Look at us. We’ve got food. Grass—we’d love to turn you on. We’re digging each other. And we’re doing something that we believe in. Won’t you join us? WON’T YOU JOIN US?

And an amazing, magic was created. Everyone chanted “JOIN US! JOIN US!” And they really meant it. That was why it was important. It wasn’t just empty rhetoric, as it would become later in the night.

We were speaking from a position of power. We knew we had something to offer, something good, and maybe for the first time we realized who the real enemy is.

You know, I think those GIs could feel the sincerity of what was happening. They began to kind of talk among themselves.

Meanwhile numerous campfires had been started. Originally, it was just draft card burning. First one, then a few, and then everywhere, in all directions, hundreds of draft card torches. Dozens of little bonfires were created, all over the Pentagon lawn. Guys ran out of draft cards so they threw on paper and then they took down the rope fences that were supposed to have kept them out and burned the wooden supports, which they obtained by using the ropes to scale walls. As it grew darker and colder, many huddled around the fires, telling stories, talking strategy, singing.

One was excited by the romantic version of this beautiful revolutionary army, occupying the lawn of the Pentagon.

And the soldiers just had to stand there at attention and watch all this. When the first one defected to our side the reaction was overwhelming. We yelled and cheered and it shook the whole place and people chanted “We Love You” and “We are All Brothers”—which I would have thought maudlin shit if it hadn’t been that we really felt it.

The second phase of the demonstration was pretty much a bad scene. And I’m not sure why. For one thing, they kept changing the troops. Whenever we’d start really talking to guys, they’d move them out. Maybe they finally brought in their “crack” troops. Lots of people left. It got dark and cold. But this is most important: there was a tactical vacuum. We were in a box.

Suddenly we were defensive and scared. We sang “We are Not Afraid.” Earlier, we did not have to sing it. There was no communication with the troops now. We chanted “Join Us!” and “We Love You” and it was meaningless rhetoric. People kept bringing more and more food and we gorged ourselves and that food became really obscene.

The cops began to get really brutal, moving into the group in a wedge and smashing heads with billy clubs. These beautiful little hippie chicks had tears streaming down their faces, but they weren’t about to move. These kids were really brave.

Now I don’t want to give you wrong ideas about what happened. Soldiers beat people. Brutal. Much, probably most, of the beating came from Federal marshals, but GIs did a lot, too. And it certainly wasn’t all love and flowers from our side.

There were people who baited the soldiers, threw objects at them. But there are two reasons I emphasize the other so much. First, it was such an overwhelming spirit, such a moving thing. Second, it reflected the real changes that are going on in the movement. People are getting less defensive about where they’re at.
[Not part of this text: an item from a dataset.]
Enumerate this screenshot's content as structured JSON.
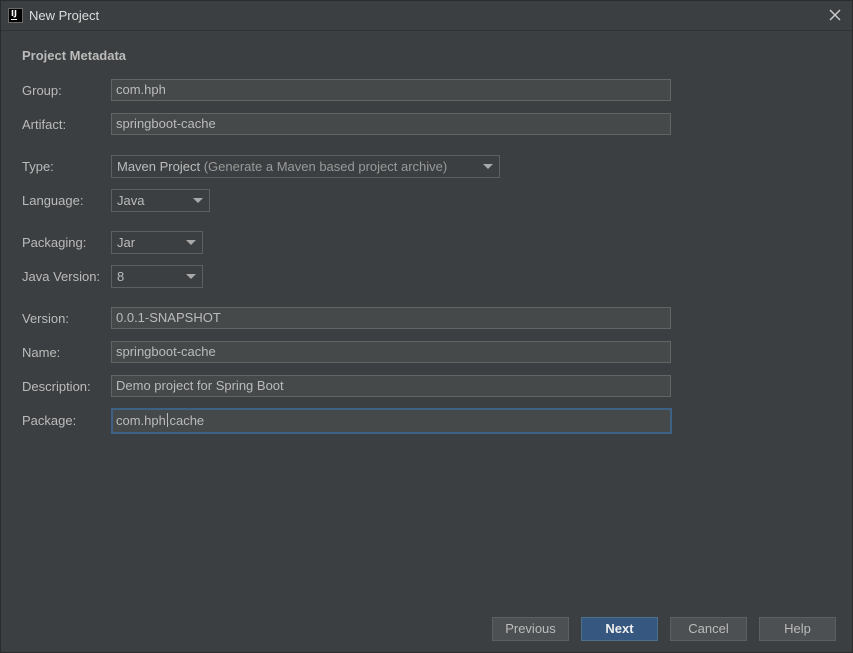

They feel they have something really important to offer, probably the only thing of value this society has to offer. And there is a growing realization that the movement must speak for America, not against it. That it’s those fuckers in the Pentagon, and those social institutions that enslave us, that we must fight. And we have to see those soldiers as brothers who are being victimized.

That doesn’t mean we lie down and get clubbed and we don’t create these kinds of confrontations, get bayoneted moaning “I Love you.”

Maybe it means we move into the communities and start talking to people as people. Maybe it means we start creating real draft resistance unions in communities—not social service organizations that help middle class kids figure out how to get bigger and better deferments.

Maybe it means we finally have the makings for a second American revolution—but unless we’re just playing out our guilt with a lemming-like desire to purge our souls of our country’s sins by getting our guts shot out, we better had stop this moral witness crap and get down to the business of making the revolution.